▶ **EXERCISE AIM**
Each line below that includes the word "JSON" is to be reported.

▶ **MATERIAL SUPPLIED**
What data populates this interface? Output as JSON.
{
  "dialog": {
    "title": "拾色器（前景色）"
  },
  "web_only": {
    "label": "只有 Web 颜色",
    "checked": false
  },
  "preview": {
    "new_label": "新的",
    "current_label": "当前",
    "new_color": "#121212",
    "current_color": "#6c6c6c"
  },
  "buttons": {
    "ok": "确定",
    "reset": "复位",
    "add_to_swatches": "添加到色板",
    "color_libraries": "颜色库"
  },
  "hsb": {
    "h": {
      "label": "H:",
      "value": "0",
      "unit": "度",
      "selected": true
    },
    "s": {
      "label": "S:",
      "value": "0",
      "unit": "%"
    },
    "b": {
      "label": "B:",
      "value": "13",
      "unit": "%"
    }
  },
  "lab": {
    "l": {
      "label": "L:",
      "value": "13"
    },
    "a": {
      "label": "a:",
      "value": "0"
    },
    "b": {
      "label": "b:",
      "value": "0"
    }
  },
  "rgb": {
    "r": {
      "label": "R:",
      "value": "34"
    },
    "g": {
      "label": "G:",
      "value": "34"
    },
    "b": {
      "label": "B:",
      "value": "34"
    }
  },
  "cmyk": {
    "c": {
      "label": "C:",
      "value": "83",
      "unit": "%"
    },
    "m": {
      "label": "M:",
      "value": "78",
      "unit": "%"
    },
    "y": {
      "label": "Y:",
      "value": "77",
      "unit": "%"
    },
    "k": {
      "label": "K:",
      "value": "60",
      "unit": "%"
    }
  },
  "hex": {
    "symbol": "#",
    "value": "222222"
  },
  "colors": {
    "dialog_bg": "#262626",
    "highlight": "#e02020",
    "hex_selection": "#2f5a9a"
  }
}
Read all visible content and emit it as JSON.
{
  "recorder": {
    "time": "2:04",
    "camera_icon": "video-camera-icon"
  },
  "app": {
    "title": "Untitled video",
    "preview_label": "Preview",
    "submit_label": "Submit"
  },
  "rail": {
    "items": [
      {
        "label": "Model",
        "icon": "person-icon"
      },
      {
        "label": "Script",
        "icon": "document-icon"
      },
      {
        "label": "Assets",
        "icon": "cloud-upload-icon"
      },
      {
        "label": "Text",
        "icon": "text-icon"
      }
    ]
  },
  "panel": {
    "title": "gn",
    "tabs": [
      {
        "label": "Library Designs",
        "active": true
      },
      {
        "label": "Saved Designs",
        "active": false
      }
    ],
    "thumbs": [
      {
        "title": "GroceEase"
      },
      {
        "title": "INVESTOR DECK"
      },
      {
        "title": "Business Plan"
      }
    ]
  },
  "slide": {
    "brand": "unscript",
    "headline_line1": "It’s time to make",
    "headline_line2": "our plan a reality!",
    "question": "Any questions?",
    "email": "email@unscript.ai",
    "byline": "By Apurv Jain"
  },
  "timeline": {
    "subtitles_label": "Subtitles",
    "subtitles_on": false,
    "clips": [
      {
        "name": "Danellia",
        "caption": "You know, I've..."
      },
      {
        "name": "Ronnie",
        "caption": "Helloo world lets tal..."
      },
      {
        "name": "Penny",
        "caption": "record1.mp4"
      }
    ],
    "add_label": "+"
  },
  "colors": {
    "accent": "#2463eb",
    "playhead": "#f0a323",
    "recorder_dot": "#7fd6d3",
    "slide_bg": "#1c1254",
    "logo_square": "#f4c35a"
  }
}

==

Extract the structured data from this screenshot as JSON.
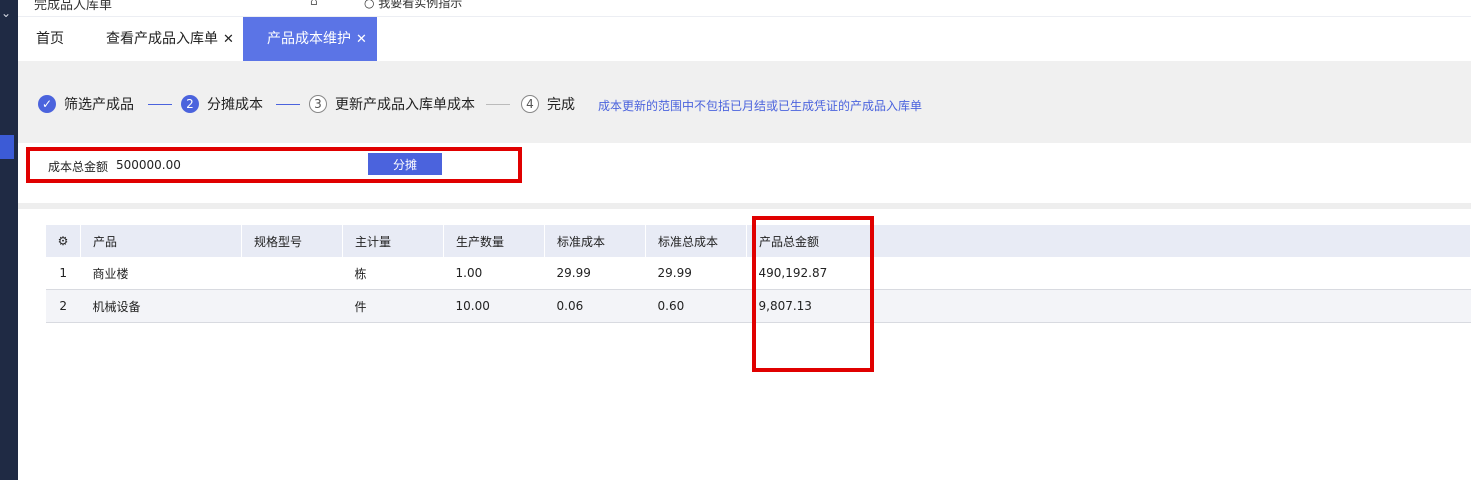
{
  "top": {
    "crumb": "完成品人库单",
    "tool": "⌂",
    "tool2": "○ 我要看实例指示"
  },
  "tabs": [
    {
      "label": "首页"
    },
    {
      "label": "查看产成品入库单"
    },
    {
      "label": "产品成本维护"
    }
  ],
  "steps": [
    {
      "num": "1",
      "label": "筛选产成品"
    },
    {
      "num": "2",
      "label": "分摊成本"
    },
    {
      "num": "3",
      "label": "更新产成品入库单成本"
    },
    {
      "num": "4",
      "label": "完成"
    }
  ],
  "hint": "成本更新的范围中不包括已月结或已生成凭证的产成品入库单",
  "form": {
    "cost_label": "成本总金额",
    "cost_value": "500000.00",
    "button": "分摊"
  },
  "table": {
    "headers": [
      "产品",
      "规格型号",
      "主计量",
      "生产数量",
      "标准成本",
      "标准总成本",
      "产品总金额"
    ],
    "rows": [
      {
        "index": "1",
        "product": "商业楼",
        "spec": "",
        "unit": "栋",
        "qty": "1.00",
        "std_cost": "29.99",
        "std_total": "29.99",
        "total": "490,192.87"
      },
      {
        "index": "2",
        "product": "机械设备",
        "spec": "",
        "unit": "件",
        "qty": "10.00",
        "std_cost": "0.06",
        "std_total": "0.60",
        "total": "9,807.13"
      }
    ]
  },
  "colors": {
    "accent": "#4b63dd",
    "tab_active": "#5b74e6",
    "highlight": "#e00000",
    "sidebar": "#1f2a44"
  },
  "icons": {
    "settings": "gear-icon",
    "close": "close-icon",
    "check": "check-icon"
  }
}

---

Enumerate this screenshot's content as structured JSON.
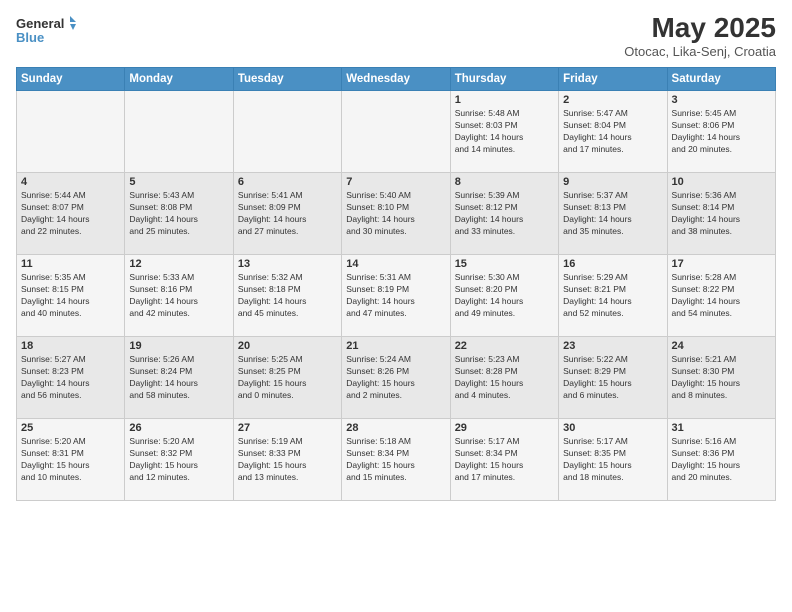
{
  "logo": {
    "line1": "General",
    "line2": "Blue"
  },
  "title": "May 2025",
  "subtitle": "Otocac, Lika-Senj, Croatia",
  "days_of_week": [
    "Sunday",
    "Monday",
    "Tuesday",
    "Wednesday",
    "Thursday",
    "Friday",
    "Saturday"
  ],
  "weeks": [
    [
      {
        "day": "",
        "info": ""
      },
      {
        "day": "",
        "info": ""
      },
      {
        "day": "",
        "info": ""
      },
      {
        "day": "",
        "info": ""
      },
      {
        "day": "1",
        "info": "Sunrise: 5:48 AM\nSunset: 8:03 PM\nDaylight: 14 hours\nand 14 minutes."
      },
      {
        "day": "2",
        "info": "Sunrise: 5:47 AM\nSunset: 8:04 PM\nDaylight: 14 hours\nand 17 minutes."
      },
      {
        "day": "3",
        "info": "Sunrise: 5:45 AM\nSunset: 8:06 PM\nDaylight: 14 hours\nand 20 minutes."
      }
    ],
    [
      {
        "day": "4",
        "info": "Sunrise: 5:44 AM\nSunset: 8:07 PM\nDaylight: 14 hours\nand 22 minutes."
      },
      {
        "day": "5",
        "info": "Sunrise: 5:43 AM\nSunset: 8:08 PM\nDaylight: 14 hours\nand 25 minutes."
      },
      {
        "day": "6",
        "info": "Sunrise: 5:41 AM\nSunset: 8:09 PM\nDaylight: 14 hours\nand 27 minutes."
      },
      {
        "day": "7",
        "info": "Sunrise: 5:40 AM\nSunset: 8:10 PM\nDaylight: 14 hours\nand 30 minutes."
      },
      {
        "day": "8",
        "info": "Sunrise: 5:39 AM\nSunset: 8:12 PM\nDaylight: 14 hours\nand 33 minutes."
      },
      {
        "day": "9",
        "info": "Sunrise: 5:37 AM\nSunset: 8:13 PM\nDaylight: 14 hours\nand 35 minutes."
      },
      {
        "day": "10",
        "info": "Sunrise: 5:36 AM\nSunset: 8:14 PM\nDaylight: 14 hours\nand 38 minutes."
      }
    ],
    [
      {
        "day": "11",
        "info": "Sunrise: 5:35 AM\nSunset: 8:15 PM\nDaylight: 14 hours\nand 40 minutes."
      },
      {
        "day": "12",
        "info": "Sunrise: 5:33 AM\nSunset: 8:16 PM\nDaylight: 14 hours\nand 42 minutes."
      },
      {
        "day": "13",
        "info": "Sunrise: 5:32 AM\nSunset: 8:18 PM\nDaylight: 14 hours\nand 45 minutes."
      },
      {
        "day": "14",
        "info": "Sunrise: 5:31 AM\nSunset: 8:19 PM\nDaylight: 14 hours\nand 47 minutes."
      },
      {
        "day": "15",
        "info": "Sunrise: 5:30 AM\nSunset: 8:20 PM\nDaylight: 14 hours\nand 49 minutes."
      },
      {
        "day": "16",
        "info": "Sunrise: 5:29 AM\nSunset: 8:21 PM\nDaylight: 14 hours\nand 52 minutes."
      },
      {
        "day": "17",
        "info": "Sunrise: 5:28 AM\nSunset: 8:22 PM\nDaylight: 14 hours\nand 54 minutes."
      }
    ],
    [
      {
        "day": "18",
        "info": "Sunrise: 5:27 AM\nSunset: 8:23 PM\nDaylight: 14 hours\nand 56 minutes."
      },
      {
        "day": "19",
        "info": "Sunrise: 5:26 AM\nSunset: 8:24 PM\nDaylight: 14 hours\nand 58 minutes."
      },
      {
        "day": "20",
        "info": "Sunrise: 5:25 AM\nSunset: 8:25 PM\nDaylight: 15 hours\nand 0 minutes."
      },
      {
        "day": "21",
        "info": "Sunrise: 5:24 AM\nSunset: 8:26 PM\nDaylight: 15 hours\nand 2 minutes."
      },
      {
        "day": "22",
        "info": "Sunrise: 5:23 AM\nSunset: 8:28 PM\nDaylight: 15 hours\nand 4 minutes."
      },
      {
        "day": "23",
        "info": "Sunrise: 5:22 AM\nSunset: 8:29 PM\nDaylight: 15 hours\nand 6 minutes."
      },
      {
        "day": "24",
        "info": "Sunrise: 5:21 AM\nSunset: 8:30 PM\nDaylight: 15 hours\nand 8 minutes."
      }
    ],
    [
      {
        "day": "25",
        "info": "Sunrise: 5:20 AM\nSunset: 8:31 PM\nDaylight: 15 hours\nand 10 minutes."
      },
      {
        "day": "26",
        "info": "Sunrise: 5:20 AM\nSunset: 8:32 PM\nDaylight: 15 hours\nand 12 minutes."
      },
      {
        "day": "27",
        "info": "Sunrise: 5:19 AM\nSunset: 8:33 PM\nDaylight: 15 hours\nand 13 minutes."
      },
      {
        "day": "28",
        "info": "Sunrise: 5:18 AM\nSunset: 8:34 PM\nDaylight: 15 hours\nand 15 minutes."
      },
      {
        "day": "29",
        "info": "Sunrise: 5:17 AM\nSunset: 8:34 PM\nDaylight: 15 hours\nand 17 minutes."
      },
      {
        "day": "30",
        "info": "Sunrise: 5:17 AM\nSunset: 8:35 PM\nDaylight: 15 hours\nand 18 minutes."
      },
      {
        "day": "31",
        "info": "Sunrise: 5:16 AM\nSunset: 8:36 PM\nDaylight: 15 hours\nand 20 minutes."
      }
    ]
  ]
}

▶ **SOLUTION TO THIS PROBLEM**
What data populates this interface? Output as JSON.
Read all visible content and emit it as JSON.
Extract the structured data from this screenshot as JSON.
Enumerate this screenshot's content as structured JSON.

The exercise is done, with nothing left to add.